  5. to give students a reason to become familiar with ways to access both current and historical information through the electronic technology of the Internet.

Vagrants and Citizens: Politics and the Masses in Mexico City from Colony to Republic, a book by Richard A. Warren, 2001, is appropriate for grades 11-12. (Publisher: Scholarly Resources, 104 Greenhill Ave., Wilmington, DE 19805-1897 Phone: 800-772-8937, E-mail: sales@scholarly.com.

Description from this web page: “This is the first book to demonstrate the crucial role that the urban masses played in shaping political change as Mexico struggled to become a stable, independent nation state in the nineteenth century. Richard Warren examines the political world of Mexico City during the first tumultuous decades of the nineteenth century, from King Ferdinand VII's abdication of the Spanish crown in 1808 to the end of Mexico's first federal republic in 1836. He shows that the relationship between elites and the urban masses was central to Mexico's political evolution during the struggle for independence and in the decades thereafter. As alternative political models were contested, the poor stepped into the political arena in both traditional and new forms, from riots to electoral campaigns. Warren explains how their presence influenced elite perceptions of the new nation's problems and potential solutions. Control of Mexico City, capital of both the old viceroyalty and the new nation, was essential to any group aspiring to national authority. Its population often served as the first wave of "public opinion" to respond to the national policies. This book reveals important themes: the changing role of elections in the transfer of power at the municipal and congressional levels, and the place of electoral practices in the broader political culture; the relationship between the evolving concept of popular sovereignty, the political mobilization of the masses, and elite programs to put society back in order; and the conflict between the municipal and national governments over the distribution of authority and the role of the masses in this situation. This volume sheds new light on this poorly understood era and shows the importance of the urban masses both as actors in their own right and as objects addressed in elite discourse and programs. Vagrants and Citizens is ideal for courses on Mexican history and Latin American studies.”

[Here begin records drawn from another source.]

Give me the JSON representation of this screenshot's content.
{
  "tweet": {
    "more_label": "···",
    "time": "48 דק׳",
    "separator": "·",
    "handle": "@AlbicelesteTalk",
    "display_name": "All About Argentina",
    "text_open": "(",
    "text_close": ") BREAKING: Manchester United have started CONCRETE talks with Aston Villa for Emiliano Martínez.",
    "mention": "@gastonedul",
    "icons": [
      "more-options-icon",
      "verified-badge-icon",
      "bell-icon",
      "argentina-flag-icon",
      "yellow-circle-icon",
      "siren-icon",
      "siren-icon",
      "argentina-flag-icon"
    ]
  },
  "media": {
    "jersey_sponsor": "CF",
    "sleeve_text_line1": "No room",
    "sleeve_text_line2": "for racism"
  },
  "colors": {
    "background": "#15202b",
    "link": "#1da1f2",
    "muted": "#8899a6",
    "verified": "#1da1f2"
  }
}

Overview of Latin American Electoral Systems by the Inter-American Dialogue


This page contains a brief summary of the electoral systems in Latin America. Provides the following information on Latin American nations: presidential system, legislative system, governors and municipalities, and general electoral information. For instance, in Bolivia, the presidential system is described as follows: “Beginning in 1997, the president will be elected for a five-year term without the possibility of consecutive re-election. The president may run for office again after one term has passed. If no candidate receives a majority, the Congress chooses the president from among the top three candidates in a secret ballot.”

The general electoral information provided for Peru reads, “In April 1992, President Fujimori dissolved Congress and called for new congressional elections. The new 80-member Congress served for two years and drafted a new Constitution, which was approved by a nationwide referendum in October 1993 by 52% of the people who voted. The new Constitution dissolved regional government and created a larger 120-member unicameral Congress. The new Constitution also permits the president to run for re-election.”

This page also provides information on recent and upcoming elections in Latin America.